* **EXTRACTED MATERIAL**:

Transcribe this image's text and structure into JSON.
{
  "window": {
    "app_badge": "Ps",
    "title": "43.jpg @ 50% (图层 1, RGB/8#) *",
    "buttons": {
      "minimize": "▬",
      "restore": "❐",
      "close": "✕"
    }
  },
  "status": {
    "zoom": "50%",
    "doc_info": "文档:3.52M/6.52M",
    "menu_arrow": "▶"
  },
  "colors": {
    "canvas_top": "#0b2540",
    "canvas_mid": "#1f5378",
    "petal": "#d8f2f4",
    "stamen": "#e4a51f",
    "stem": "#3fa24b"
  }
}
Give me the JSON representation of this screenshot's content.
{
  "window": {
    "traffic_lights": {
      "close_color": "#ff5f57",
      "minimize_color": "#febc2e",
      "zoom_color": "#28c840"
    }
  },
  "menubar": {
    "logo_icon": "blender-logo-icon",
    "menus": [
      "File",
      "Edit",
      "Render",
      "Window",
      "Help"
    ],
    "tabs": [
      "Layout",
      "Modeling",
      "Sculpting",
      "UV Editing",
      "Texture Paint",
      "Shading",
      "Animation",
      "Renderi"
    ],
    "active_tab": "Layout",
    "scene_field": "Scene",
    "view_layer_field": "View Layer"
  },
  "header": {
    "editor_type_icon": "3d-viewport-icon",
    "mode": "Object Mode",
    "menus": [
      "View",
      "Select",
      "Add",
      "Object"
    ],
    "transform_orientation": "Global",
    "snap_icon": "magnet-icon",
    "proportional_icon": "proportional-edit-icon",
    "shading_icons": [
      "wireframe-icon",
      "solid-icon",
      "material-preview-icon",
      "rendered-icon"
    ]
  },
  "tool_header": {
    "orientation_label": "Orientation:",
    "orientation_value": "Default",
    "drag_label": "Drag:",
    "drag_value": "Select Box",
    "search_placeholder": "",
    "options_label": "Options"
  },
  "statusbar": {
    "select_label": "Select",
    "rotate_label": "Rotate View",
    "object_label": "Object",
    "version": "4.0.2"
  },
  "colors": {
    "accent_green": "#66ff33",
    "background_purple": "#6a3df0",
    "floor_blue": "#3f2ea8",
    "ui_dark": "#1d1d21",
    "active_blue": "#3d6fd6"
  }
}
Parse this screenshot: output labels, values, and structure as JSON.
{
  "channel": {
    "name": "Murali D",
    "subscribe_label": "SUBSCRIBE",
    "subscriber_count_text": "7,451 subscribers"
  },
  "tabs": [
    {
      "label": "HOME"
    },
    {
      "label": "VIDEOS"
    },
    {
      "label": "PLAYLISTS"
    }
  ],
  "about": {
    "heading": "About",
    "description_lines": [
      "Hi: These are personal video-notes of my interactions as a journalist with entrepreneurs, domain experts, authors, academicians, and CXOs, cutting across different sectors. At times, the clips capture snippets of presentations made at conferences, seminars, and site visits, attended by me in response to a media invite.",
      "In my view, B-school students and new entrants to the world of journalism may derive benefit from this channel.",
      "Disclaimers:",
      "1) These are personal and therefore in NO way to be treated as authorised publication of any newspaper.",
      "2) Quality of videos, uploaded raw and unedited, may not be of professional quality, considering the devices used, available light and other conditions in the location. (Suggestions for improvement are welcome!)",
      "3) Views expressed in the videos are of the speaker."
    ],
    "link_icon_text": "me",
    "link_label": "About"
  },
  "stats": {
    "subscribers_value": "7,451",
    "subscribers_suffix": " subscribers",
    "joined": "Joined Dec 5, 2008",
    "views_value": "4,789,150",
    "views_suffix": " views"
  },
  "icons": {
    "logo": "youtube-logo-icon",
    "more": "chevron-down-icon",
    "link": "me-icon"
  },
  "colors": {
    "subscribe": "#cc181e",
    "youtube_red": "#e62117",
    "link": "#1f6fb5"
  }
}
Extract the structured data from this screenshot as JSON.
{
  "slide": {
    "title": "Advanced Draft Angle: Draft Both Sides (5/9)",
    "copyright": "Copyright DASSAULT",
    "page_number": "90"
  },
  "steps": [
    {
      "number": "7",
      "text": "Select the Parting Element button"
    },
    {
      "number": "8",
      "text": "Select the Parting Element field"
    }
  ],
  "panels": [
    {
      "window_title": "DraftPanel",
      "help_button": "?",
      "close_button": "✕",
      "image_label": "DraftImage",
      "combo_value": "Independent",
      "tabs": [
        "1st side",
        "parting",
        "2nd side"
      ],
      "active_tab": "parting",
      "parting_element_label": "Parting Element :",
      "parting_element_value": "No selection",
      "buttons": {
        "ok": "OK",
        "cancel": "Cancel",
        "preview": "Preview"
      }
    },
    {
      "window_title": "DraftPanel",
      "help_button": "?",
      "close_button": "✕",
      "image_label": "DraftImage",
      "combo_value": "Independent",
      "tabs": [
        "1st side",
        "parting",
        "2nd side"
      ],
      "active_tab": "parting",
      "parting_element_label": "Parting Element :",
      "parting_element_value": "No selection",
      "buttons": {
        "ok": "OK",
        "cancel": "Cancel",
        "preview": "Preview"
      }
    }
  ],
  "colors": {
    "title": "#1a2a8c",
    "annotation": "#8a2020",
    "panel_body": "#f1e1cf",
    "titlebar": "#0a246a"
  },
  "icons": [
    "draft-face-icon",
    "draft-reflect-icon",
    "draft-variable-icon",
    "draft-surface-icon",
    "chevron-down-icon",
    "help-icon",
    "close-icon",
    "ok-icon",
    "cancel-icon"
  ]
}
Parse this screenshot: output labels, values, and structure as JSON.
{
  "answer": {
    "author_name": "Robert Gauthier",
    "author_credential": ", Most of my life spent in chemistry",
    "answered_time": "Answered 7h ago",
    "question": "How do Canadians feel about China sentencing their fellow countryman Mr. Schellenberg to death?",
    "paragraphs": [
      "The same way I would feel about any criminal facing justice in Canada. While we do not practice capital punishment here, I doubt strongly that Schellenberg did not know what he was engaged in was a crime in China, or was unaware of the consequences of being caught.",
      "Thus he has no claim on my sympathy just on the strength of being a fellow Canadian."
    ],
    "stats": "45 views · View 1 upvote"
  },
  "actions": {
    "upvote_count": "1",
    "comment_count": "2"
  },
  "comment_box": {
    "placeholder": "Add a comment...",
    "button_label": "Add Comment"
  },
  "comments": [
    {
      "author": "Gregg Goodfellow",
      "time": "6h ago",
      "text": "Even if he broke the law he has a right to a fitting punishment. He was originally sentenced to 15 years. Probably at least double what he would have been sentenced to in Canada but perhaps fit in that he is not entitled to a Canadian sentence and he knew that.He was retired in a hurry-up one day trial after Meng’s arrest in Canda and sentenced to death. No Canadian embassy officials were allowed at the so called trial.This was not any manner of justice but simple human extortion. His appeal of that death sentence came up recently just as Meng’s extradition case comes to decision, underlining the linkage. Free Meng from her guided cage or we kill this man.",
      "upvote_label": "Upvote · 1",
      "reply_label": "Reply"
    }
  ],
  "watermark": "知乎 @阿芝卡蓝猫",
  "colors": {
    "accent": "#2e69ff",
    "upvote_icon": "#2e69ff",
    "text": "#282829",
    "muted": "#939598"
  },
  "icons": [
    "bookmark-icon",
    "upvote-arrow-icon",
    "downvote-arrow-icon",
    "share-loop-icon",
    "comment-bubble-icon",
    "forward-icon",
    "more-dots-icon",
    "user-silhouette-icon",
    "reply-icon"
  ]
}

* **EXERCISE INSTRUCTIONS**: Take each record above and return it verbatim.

* **REPLY TO THE TASK**:
Transcribe this image's text and structure into JSON.
{
  "window": {
    "app_badge": "Ps",
    "title": "43.jpg @ 50% (图层 1, RGB/8#) *",
    "buttons": {
      "minimize": "▬",
      "restore": "❐",
      "close": "✕"
    }
  },
  "status": {
    "zoom": "50%",
    "doc_info": "文档:3.52M/6.52M",
    "menu_arrow": "▶"
  },
  "colors": {
    "canvas_top": "#0b2540",
    "canvas_mid": "#1f5378",
    "petal": "#d8f2f4",
    "stamen": "#e4a51f",
    "stem": "#3fa24b"
  }
}
Give me the JSON representation of this screenshot's content.
{
  "window": {
    "traffic_lights": {
      "close_color": "#ff5f57",
      "minimize_color": "#febc2e",
      "zoom_color": "#28c840"
    }
  },
  "menubar": {
    "logo_icon": "blender-logo-icon",
    "menus": [
      "File",
      "Edit",
      "Render",
      "Window",
      "Help"
    ],
    "tabs": [
      "Layout",
      "Modeling",
      "Sculpting",
      "UV Editing",
      "Texture Paint",
      "Shading",
      "Animation",
      "Renderi"
    ],
    "active_tab": "Layout",
    "scene_field": "Scene",
    "view_layer_field": "View Layer"
  },
  "header": {
    "editor_type_icon": "3d-viewport-icon",
    "mode": "Object Mode",
    "menus": [
      "View",
      "Select",
      "Add",
      "Object"
    ],
    "transform_orientation": "Global",
    "snap_icon": "magnet-icon",
    "proportional_icon": "proportional-edit-icon",
    "shading_icons": [
      "wireframe-icon",
      "solid-icon",
      "material-preview-icon",
      "rendered-icon"
    ]
  },
  "tool_header": {
    "orientation_label": "Orientation:",
    "orientation_value": "Default",
    "drag_label": "Drag:",
    "drag_value": "Select Box",
    "search_placeholder": "",
    "options_label": "Options"
  },
  "statusbar": {
    "select_label": "Select",
    "rotate_label": "Rotate View",
    "object_label": "Object",
    "version": "4.0.2"
  },
  "colors": {
    "accent_green": "#66ff33",
    "background_purple": "#6a3df0",
    "floor_blue": "#3f2ea8",
    "ui_dark": "#1d1d21",
    "active_blue": "#3d6fd6"
  }
}
Parse this screenshot: output labels, values, and structure as JSON.
{
  "channel": {
    "name": "Murali D",
    "subscribe_label": "SUBSCRIBE",
    "subscriber_count_text": "7,451 subscribers"
  },
  "tabs": [
    {
      "label": "HOME"
    },
    {
      "label": "VIDEOS"
    },
    {
      "label": "PLAYLISTS"
    }
  ],
  "about": {
    "heading": "About",
    "description_lines": [
      "Hi: These are personal video-notes of my interactions as a journalist with entrepreneurs, domain experts, authors, academicians, and CXOs, cutting across different sectors. At times, the clips capture snippets of presentations made at conferences, seminars, and site visits, attended by me in response to a media invite.",
      "In my view, B-school students and new entrants to the world of journalism may derive benefit from this channel.",
      "Disclaimers:",
      "1) These are personal and therefore in NO way to be treated as authorised publication of any newspaper.",
      "2) Quality of videos, uploaded raw and unedited, may not be of professional quality, considering the devices used, available light and other conditions in the location. (Suggestions for improvement are welcome!)",
      "3) Views expressed in the videos are of the speaker."
    ],
    "link_icon_text": "me",
    "link_label": "About"
  },
  "stats": {
    "subscribers_value": "7,451",
    "subscribers_suffix": " subscribers",
    "joined": "Joined Dec 5, 2008",
    "views_value": "4,789,150",
    "views_suffix": " views"
  },
  "icons": {
    "logo": "youtube-logo-icon",
    "more": "chevron-down-icon",
    "link": "me-icon"
  },
  "colors": {
    "subscribe": "#cc181e",
    "youtube_red": "#e62117",
    "link": "#1f6fb5"
  }
}
Extract the structured data from this screenshot as JSON.
{
  "slide": {
    "title": "Advanced Draft Angle: Draft Both Sides (5/9)",
    "copyright": "Copyright DASSAULT",
    "page_number": "90"
  },
  "steps": [
    {
      "number": "7",
      "text": "Select the Parting Element button"
    },
    {
      "number": "8",
      "text": "Select the Parting Element field"
    }
  ],
  "panels": [
    {
      "window_title": "DraftPanel",
      "help_button": "?",
      "close_button": "✕",
      "image_label": "DraftImage",
      "combo_value": "Independent",
      "tabs": [
        "1st side",
        "parting",
        "2nd side"
      ],
      "active_tab": "parting",
      "parting_element_label": "Parting Element :",
      "parting_element_value": "No selection",
      "buttons": {
        "ok": "OK",
        "cancel": "Cancel",
        "preview": "Preview"
      }
    },
    {
      "window_title": "DraftPanel",
      "help_button": "?",
      "close_button": "✕",
      "image_label": "DraftImage",
      "combo_value": "Independent",
      "tabs": [
        "1st side",
        "parting",
        "2nd side"
      ],
      "active_tab": "parting",
      "parting_element_label": "Parting Element :",
      "parting_element_value": "No selection",
      "buttons": {
        "ok": "OK",
        "cancel": "Cancel",
        "preview": "Preview"
      }
    }
  ],
  "colors": {
    "title": "#1a2a8c",
    "annotation": "#8a2020",
    "panel_body": "#f1e1cf",
    "titlebar": "#0a246a"
  },
  "icons": [
    "draft-face-icon",
    "draft-reflect-icon",
    "draft-variable-icon",
    "draft-surface-icon",
    "chevron-down-icon",
    "help-icon",
    "close-icon",
    "ok-icon",
    "cancel-icon"
  ]
}
Parse this screenshot: output labels, values, and structure as JSON.
{
  "answer": {
    "author_name": "Robert Gauthier",
    "author_credential": ", Most of my life spent in chemistry",
    "answered_time": "Answered 7h ago",
    "question": "How do Canadians feel about China sentencing their fellow countryman Mr. Schellenberg to death?",
    "paragraphs": [
      "The same way I would feel about any criminal facing justice in Canada. While we do not practice capital punishment here, I doubt strongly that Schellenberg did not know what he was engaged in was a crime in China, or was unaware of the consequences of being caught.",
      "Thus he has no claim on my sympathy just on the strength of being a fellow Canadian."
    ],
    "stats": "45 views · View 1 upvote"
  },
  "actions": {
    "upvote_count": "1",
    "comment_count": "2"
  },
  "comment_box": {
    "placeholder": "Add a comment...",
    "button_label": "Add Comment"
  },
  "comments": [
    {
      "author": "Gregg Goodfellow",
      "time": "6h ago",
      "text": "Even if he broke the law he has a right to a fitting punishment. He was originally sentenced to 15 years. Probably at least double what he would have been sentenced to in Canada but perhaps fit in that he is not entitled to a Canadian sentence and he knew that.He was retired in a hurry-up one day trial after Meng’s arrest in Canda and sentenced to death. No Canadian embassy officials were allowed at the so called trial.This was not any manner of justice but simple human extortion. His appeal of that death sentence came up recently just as Meng’s extradition case comes to decision, underlining the linkage. Free Meng from her guided cage or we kill this man.",
      "upvote_label": "Upvote · 1",
      "reply_label": "Reply"
    }
  ],
  "watermark": "知乎 @阿芝卡蓝猫",
  "colors": {
    "accent": "#2e69ff",
    "upvote_icon": "#2e69ff",
    "text": "#282829",
    "muted": "#939598"
  },
  "icons": [
    "bookmark-icon",
    "upvote-arrow-icon",
    "downvote-arrow-icon",
    "share-loop-icon",
    "comment-bubble-icon",
    "forward-icon",
    "more-dots-icon",
    "user-silhouette-icon",
    "reply-icon"
  ]
}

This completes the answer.